Considering just how many benefits there are to the use of hospital autoclaves, it’s no wonder their popularity has grown so much. Read on and find out why medical facilities all over the world use these machines to sterilize their instruments and waste!
When did hospitals first start using autoclaves?
The first autoclaves used by hospitals actually appeared near the end of the 19th century. Charles Chamberland, a French microbiologist working closely with Louis Pasteur saw that there was a need for a more reliable method for sterilization in the medical field. Surgical tools could still be a source of infection if they were not cleaned and disinfected properly, but some bacteria could simply not be removed with just these methods.
Louis Pasteur had already determined that moist heat could be more effective than dry heat at ridding medical tools of infectious bacteria, which lead to the start of a huge research project lead by one of his pupils, Charles Chamberland.

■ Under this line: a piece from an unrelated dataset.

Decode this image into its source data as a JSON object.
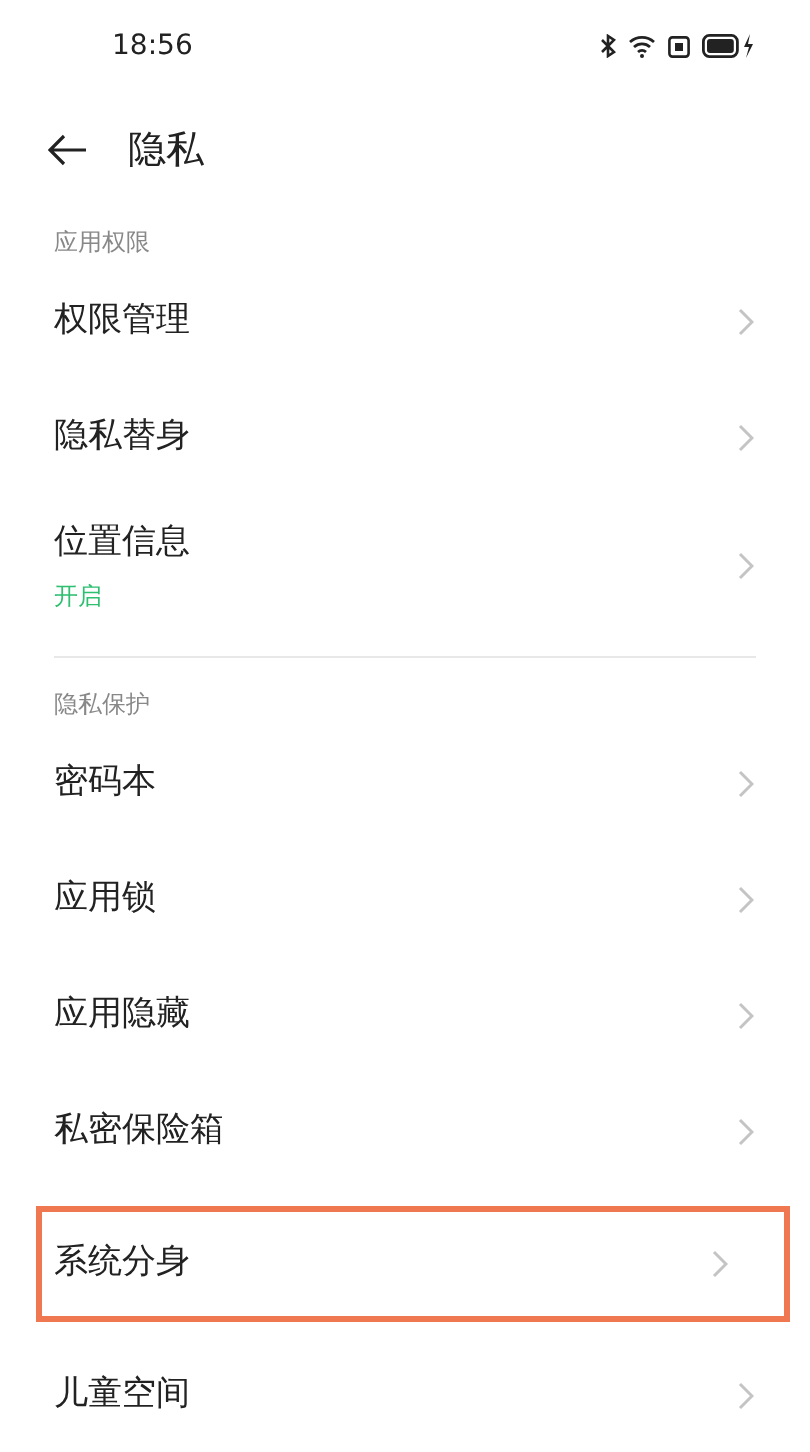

In the year 1879, the project was successful, and the autoclave was invented: the machine resembling a pressure cooker that uses high-temperature and high-pressure steam to sterilize medical instruments.
By the early 20th century, the first autoclave models already started seeing widespread use in hospitals. Since then, they have undergone many modifications to perfect the steam sterilization process, including temperature control systems, automated operation, and extra safety measures.
Why should hospitals use autoclaves?
Compared to other methods like incinerators, the use of autoclaves represents a much greener, and a significantly more cost-effective solution for hospital waste disposal, since there is no risk of any air pollution, and the operating costs of autoclaves are much lower. They are also just as effective at killing even heat-resistant foreign materials by using temperatures that reach well over 100 degrees Celsius.
Not to mention that autoclaves offer an onsite solution for hospitals, eliminating the need to store and transport waste that still carries infection risks. Also, hospital autoclaves are much more versatile than incinerators, since they can also be used to sterilize surgical instruments and many other types of medical equipment, which can then be used again without any risk towards other patients and hospital staff.
In a nutshell, autoclaves can be just as effective as incinerators but offer a less costly and more practical solution that does not put any heavy burden on the environment.
What kind of autoclave should a hospital use?
Of course, there are many kinds of autoclaves available on the market. Hospitals should use steam sterilizers that can handle a large amount of waste generated each day as well as the many different kinds of tools and material that require sterilization.
Medium and large class B hospital autoclaves are equipped with high-capacity chambers (some models going as far as 880 liters of capacity), and can handle even the most complex loads, including porous and textile materials, wrapped and unwrapped good, and can even use prion sterilization cycles.